Our human cargo on the back of the cruiser was also mostly sitting up and sleeping, but I can’t imagine how with the condition of the roads we were travelling. Anyway, our guide jumped out and went off to try to locate the sleeping chiefs. I cherished the opportunity to stand up a little, and to give me backside some respite, as by this stage the framework of the old cruisers seat, had begun realigning my rear end.

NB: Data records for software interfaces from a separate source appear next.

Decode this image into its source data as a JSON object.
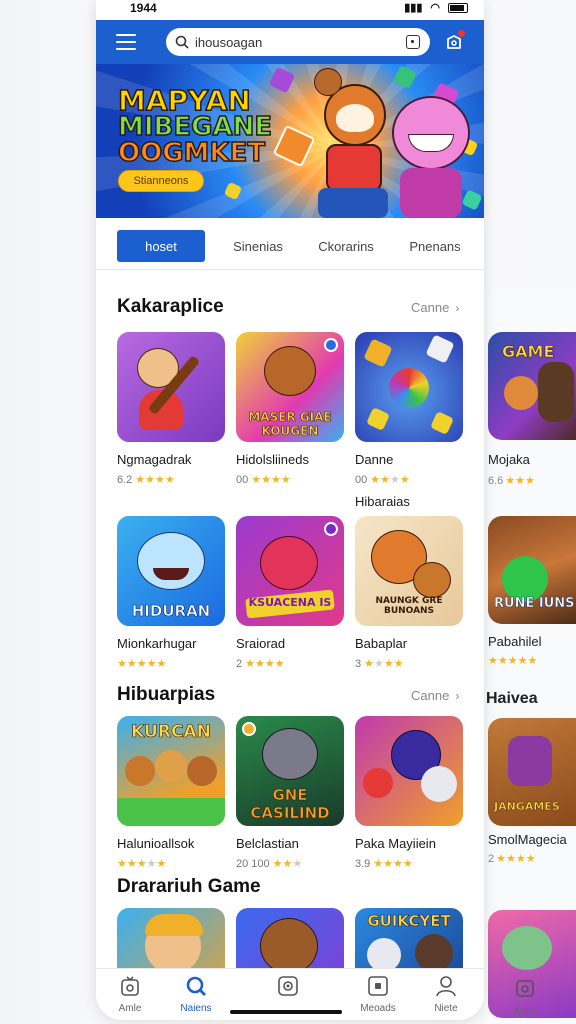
{
  "status_bar": {
    "time": "1944",
    "icons": [
      "signal-icon",
      "wifi-icon",
      "battery-icon"
    ]
  },
  "app_bar": {
    "search_value": "ihousoagan",
    "icons": [
      "menu-icon",
      "search-icon",
      "scan-icon",
      "notification-icon"
    ]
  },
  "banner": {
    "line1": "MAPYAN",
    "line2": "MIBEGANE",
    "line3": "OOGMKET",
    "button": "Stianneons"
  },
  "tabs": [
    {
      "label": "hoset",
      "active": true
    },
    {
      "label": "Sinenias",
      "active": false
    },
    {
      "label": "Ckorarins",
      "active": false
    },
    {
      "label": "Pnenans",
      "active": false
    }
  ],
  "sections": [
    {
      "title": "Kakaraplice",
      "link": "Canne",
      "rows": [
        [
          {
            "name": "Ngmagadrak",
            "rating": "6.2",
            "label": ""
          },
          {
            "name": "Hidolsliineds",
            "rating": "00",
            "label": "MASER GIAE KOUGEN"
          },
          {
            "name": "Danne",
            "rating": "00",
            "label": "",
            "extra": "Hibaraias"
          }
        ],
        [
          {
            "name": "Mionkarhugar",
            "rating": "",
            "label": "HIDURAN"
          },
          {
            "name": "Sraiorad",
            "rating": "2",
            "label": "KSUACENA IS"
          },
          {
            "name": "Babaplar",
            "rating": "3",
            "label": "NAUNGK GRE BUNOANS"
          }
        ]
      ]
    },
    {
      "title": "Hibuarpias",
      "link": "Canne",
      "rows": [
        [
          {
            "name": "Halunioallsok",
            "rating": "",
            "label": "KURCAN"
          },
          {
            "name": "Belclastian",
            "rating": "20 100",
            "label": "GNE CASILIND"
          },
          {
            "name": "Paka Mayiiein",
            "rating": "3.9",
            "label": ""
          }
        ]
      ]
    },
    {
      "title": "Drarariuh Game",
      "rows": [
        [
          {
            "label": ""
          },
          {
            "label": ""
          },
          {
            "label": "GUIKCYET"
          }
        ]
      ]
    }
  ],
  "ghost_column": {
    "items": [
      {
        "name": "Mojaka",
        "rating": "6.6",
        "label": "GAME"
      },
      {
        "name": "Pabahilel",
        "rating": "",
        "label": "RUNE IUNS"
      },
      {
        "name": "SmolMagecia",
        "rating": "2",
        "label": "JANGAMES"
      }
    ],
    "section_title": "Haivea"
  },
  "bottom_nav": [
    {
      "label": "Amle",
      "icon": "home-icon",
      "active": false
    },
    {
      "label": "Naiens",
      "icon": "search-icon",
      "active": true
    },
    {
      "label": "",
      "icon": "games-icon",
      "active": false
    },
    {
      "label": "Meoads",
      "icon": "apps-icon",
      "active": false
    },
    {
      "label": "Niete",
      "icon": "profile-icon",
      "active": false
    }
  ],
  "colors": {
    "primary": "#1c5fcf",
    "star": "#f3b61f",
    "banner_button": "#ffc61a"
  }
}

Between myself and my mates, we shared a few cigarettes, not having enough supply with us to each have our own. Remember we were expecting to be out for no more than two or three hours. We also used the opportunity to thoroughly discuss all the things we would have brought with us, had we known what to expect. Things like more water, or something stronger, jackets, as it has started cooling off now too. But nevertheless, we would soldier on. Strong and tough. It took about 40 minutes to locate our passengers, get them awake and then get them loaded up, but a little after 1 am, we made our way out of the village, and into what will become known as the longest. Coldest, most uncomfortable night drive of my life. We had no more stops to make, but we knew it was a hell of a long way back. The indunas we had picked up, all had blankets with them, as they were prepared, but we had none, so by 3am, we had booted the park ranger from the cab, and all 4 of us were huddled up, in shorts and shirts inside the cab. So now not only was my arse getting a pounding from the horrible seat, but it was now also a well and truly cramped cab. As we bounced along the rutted track, headbutting each other with every jolt in the road, we realised this would never work. So we started a relay, with three of us in the cab, and the fourth on the back, till they couldn’t bear it anymore, then we would stop, and swap out.

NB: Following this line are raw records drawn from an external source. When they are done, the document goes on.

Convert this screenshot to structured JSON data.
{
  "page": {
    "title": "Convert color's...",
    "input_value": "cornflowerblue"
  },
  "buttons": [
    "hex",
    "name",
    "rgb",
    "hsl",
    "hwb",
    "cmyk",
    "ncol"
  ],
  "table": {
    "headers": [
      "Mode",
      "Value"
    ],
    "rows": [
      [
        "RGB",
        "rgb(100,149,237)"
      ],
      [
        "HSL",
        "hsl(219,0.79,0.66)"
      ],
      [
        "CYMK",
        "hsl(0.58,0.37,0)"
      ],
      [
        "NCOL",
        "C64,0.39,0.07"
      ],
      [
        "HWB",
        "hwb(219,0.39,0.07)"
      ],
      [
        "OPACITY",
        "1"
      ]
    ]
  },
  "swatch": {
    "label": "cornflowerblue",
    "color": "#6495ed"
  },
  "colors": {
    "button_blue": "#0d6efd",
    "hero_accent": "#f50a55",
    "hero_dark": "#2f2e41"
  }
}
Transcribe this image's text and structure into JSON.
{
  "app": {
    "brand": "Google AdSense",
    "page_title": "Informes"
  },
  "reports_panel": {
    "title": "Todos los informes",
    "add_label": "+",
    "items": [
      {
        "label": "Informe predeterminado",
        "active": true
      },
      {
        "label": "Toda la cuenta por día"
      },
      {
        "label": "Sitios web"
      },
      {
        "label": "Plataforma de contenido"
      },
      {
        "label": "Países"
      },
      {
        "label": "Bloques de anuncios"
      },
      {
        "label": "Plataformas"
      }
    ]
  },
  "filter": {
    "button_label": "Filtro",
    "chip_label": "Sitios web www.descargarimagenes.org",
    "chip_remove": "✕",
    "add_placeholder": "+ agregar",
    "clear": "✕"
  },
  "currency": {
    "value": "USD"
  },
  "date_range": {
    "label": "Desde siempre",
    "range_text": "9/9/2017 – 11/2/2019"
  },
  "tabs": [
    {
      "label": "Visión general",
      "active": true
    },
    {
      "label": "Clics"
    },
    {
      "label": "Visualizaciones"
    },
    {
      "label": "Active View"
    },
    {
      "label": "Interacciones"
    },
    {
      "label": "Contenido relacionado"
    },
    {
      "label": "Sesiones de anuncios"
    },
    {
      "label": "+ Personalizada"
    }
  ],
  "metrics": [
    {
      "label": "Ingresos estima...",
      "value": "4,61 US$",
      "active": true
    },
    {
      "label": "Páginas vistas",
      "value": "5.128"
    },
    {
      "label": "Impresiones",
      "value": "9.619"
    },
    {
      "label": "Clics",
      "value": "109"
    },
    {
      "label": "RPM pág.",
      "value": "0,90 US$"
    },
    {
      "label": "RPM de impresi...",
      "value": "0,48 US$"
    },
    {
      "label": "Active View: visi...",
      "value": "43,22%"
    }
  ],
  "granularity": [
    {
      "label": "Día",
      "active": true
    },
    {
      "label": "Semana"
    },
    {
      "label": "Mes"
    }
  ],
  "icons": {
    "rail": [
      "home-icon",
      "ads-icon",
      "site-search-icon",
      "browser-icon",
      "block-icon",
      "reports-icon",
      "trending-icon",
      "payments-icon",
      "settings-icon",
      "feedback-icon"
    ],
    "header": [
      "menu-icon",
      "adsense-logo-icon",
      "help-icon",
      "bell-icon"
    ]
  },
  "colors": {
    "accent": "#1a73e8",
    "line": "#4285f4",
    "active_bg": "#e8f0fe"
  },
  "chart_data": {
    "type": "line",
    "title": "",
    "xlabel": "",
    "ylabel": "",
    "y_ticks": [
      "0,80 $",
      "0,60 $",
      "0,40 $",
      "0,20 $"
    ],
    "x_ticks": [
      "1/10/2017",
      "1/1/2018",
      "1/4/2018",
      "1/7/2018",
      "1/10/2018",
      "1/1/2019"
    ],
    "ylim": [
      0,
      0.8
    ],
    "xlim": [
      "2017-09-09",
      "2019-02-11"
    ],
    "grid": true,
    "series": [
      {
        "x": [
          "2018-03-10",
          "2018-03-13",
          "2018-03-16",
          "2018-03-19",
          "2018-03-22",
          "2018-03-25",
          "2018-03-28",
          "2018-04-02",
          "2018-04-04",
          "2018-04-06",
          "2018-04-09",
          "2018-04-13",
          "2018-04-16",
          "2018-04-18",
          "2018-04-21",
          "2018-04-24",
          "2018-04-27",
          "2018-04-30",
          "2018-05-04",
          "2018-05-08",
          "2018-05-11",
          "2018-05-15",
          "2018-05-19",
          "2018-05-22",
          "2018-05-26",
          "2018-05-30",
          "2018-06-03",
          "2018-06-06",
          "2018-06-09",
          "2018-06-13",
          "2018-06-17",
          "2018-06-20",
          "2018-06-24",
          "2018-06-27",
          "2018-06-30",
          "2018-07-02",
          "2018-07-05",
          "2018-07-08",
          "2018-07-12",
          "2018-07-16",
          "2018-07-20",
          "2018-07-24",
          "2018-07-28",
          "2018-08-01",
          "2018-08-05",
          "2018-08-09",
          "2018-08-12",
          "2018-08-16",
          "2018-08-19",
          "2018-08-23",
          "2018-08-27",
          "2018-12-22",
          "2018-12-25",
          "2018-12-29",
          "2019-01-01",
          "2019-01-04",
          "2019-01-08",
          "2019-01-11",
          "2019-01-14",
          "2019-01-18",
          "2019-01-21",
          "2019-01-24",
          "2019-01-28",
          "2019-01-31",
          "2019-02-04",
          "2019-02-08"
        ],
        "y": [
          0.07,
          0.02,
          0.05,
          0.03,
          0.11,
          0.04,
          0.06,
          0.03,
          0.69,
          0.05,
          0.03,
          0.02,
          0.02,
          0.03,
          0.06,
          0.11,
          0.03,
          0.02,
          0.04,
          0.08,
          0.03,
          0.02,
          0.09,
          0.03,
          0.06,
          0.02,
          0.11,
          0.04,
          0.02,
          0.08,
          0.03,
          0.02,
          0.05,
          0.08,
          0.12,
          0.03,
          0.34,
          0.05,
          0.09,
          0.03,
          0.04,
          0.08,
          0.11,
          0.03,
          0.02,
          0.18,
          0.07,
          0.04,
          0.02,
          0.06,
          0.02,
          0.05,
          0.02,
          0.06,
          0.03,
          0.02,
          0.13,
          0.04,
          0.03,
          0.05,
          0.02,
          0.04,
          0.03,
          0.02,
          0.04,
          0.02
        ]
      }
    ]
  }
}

To my benefit, the cruiser was such a dog to drive, especially now that it was fully loaded, that no one else wanted to drive, so I got stuck with the worn out driver seat, but at least I could avoid playing musical chairs with the cold.
The first glimmers of the golden glow of sunrise were just coming into view as we arrived at the junction with the M10 again, where today the new Park headquarters and entrance gate are situated. As I turned left onto the M10 to head to Ngonye, a pack of wild dogs came strolling out of the dense bush. I slammed on anchors and awoke everyone with the jolt, but the dogs were not concerned. They circled around the cruiser for a while, everyone in total silence, myself in absolute awe, and then after a few minutes, they moved off into the bush again, and disappeared out of sight, just as the sun began to rise. It was a 15-minute journey down the road to the park HQ, where we knew we could find a warm cup of coffee and a bite to eat, but no one said a word. It was a silent trip back to comfort, as we were all in awe of what we had just seen.

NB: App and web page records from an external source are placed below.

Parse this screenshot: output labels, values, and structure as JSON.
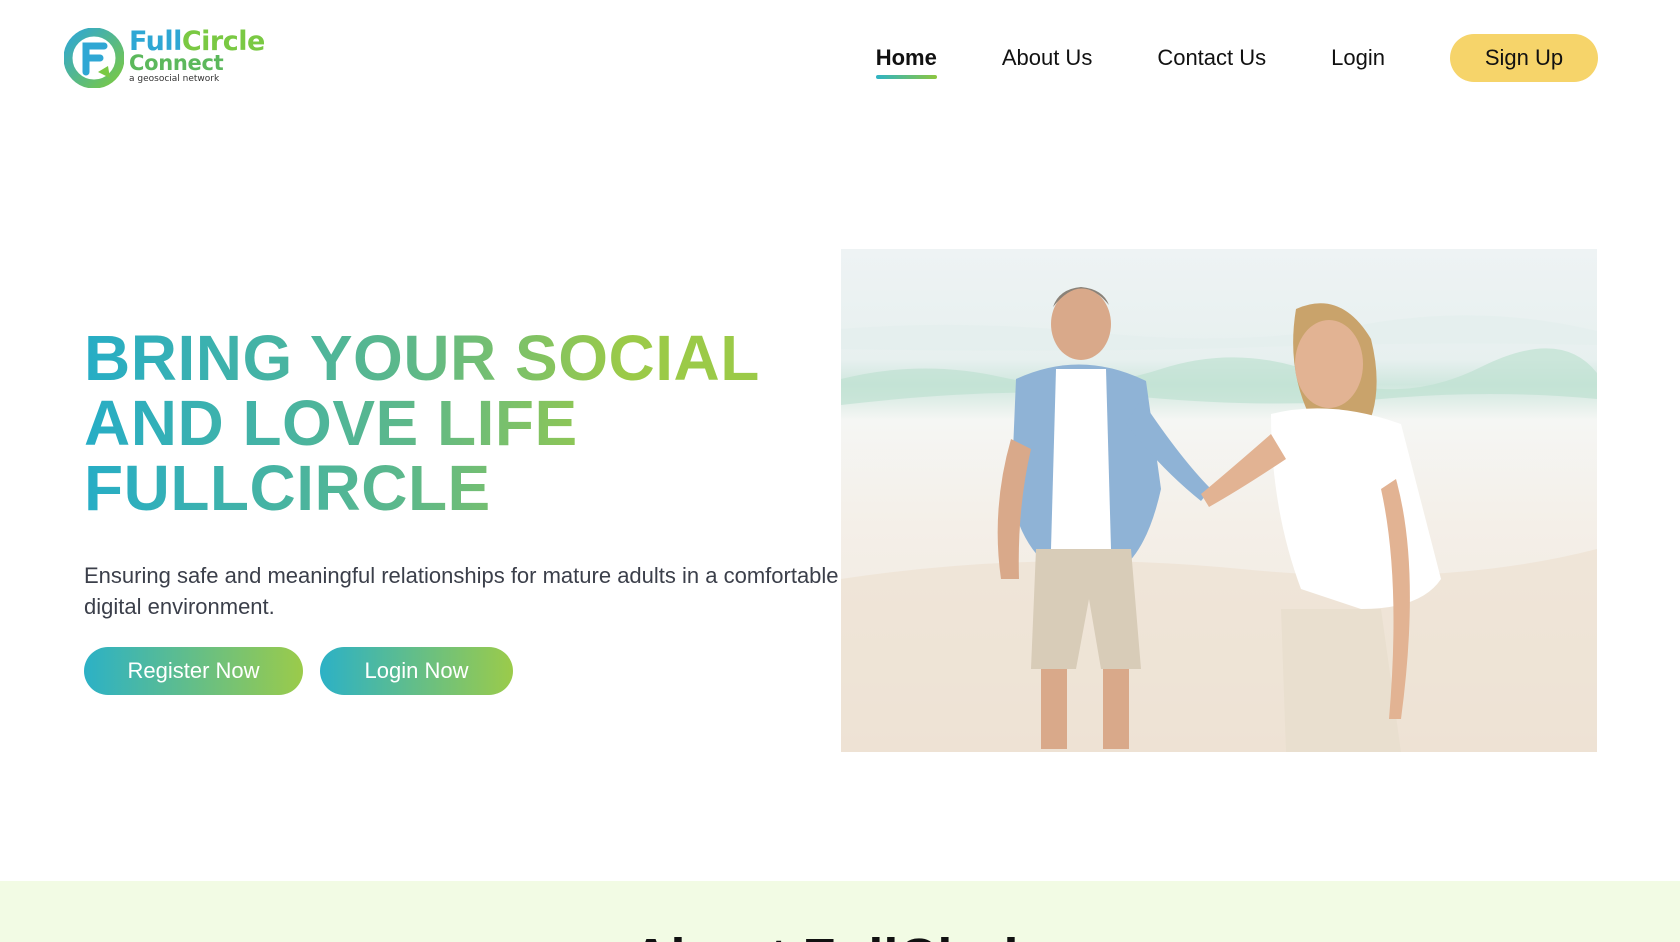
{
  "brand": {
    "name_part1": "Full",
    "name_part2": "Circle",
    "name_line2": "Connect",
    "tagline": "a geosocial network"
  },
  "nav": {
    "items": [
      {
        "label": "Home",
        "active": true
      },
      {
        "label": "About Us",
        "active": false
      },
      {
        "label": "Contact Us",
        "active": false
      },
      {
        "label": "Login",
        "active": false
      }
    ],
    "signup_label": "Sign Up"
  },
  "hero": {
    "title_lines": [
      "BRING YOUR SOCIAL",
      "AND LOVE LIFE",
      "FULLCIRCLE"
    ],
    "subtitle": "Ensuring safe and meaningful relationships for mature adults in a comfortable digital environment.",
    "register_label": "Register Now",
    "login_label": "Login Now"
  },
  "about": {
    "title": "About FullCircle"
  },
  "colors": {
    "gradient_start": "#2cb1c6",
    "gradient_end": "#9bcb4a",
    "signup_bg": "#f6d46a",
    "about_bg": "#f2fbe4"
  }
}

I am not sure if it was the hardship I had to endure before that sighting or the sleep deprivation that made it seem so special, but I still sit in wonder as I think of how silently those dogs appeared, and then hung around us for a while then walk off so silently again, to go relax in their den for the day, after a long night on the run, just like we were too….